(Dataset rows for apps and sites)
++++++++++++++++++++

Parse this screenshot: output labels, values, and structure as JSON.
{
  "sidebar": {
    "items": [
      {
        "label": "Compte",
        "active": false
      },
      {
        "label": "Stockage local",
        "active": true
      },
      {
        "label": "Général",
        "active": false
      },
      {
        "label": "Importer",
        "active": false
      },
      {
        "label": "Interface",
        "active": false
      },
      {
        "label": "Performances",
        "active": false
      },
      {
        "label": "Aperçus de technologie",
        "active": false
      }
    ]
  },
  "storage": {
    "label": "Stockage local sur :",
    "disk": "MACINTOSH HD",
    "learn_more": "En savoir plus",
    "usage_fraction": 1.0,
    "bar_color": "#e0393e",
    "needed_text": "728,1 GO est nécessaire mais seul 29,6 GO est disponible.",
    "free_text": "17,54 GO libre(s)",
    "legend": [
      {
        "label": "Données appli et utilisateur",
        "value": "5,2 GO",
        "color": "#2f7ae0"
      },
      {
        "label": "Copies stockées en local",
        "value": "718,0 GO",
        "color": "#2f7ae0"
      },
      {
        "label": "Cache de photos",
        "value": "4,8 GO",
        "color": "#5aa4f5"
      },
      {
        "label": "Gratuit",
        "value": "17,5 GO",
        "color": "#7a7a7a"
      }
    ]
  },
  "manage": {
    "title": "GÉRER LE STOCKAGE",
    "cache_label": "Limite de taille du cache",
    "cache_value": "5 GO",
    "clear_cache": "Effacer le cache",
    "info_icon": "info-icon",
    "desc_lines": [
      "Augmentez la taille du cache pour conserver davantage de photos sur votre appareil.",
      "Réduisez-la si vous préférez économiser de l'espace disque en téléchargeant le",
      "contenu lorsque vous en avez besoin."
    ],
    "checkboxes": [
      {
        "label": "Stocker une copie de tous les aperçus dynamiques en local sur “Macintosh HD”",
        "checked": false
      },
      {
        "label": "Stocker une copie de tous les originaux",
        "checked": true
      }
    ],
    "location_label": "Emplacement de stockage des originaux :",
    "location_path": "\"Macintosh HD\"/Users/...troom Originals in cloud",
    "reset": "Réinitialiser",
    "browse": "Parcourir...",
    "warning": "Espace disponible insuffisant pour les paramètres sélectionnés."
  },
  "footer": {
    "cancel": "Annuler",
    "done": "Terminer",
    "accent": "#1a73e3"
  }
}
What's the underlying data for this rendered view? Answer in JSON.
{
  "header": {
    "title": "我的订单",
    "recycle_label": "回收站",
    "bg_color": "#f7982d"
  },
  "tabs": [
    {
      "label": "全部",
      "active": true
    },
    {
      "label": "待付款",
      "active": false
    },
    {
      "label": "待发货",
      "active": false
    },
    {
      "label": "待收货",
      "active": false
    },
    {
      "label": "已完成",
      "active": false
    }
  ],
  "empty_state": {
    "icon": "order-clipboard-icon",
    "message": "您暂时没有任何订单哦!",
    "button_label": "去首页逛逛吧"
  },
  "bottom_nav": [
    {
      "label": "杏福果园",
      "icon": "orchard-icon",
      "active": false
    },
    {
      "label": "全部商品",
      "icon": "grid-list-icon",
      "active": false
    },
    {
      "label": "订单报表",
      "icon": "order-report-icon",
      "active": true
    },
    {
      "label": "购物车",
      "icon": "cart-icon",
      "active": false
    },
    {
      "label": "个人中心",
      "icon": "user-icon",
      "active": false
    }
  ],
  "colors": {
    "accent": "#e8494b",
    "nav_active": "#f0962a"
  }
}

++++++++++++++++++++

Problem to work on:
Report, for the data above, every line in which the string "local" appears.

Exercise solution:
        "label": "Stockage local",
    "label": "Stockage local sur :",
        "label": "Copies stockées en local",
        "label": "Stocker une copie de tous les aperçus dynamiques en local sur “Macintosh HD”",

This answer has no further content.